**BRIEF:** Your answer should repeat every line of the records below in which the word "label" appears.

**Data about app and page elements:**
╭──

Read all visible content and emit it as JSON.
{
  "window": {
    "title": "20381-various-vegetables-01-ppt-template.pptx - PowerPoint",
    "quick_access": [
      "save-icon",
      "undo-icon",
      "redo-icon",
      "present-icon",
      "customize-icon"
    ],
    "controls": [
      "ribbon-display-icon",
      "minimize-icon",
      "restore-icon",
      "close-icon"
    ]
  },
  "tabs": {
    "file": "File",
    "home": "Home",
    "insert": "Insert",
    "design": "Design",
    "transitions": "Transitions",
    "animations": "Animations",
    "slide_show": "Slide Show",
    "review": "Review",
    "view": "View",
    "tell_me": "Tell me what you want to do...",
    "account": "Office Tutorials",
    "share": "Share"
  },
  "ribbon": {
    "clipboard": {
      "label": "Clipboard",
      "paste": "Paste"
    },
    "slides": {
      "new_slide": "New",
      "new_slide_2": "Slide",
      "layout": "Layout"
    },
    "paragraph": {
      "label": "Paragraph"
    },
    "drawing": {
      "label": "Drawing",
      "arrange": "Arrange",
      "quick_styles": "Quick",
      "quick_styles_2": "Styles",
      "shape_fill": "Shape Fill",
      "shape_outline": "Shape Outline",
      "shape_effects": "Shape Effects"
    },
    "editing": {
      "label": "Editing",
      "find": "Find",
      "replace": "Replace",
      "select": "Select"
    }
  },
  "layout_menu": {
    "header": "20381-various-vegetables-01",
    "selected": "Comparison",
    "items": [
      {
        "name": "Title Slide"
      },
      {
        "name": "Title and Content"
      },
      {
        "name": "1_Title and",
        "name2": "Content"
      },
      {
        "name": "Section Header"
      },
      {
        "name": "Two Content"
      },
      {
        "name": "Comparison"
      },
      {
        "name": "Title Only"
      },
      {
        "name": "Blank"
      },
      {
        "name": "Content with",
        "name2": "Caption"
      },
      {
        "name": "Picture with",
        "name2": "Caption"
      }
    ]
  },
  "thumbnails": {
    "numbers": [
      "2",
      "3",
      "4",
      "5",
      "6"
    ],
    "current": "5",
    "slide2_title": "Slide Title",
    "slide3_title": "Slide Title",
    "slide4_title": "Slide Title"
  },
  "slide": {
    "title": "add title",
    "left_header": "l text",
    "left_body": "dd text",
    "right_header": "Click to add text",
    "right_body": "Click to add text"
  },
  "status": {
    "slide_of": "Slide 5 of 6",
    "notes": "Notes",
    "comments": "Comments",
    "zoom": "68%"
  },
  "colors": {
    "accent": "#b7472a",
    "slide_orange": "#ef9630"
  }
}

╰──

**RESPONSE TO THIS EXERCISE:**
      "label": "Clipboard",
      "label": "Paragraph"
      "label": "Drawing",
      "label": "Editing",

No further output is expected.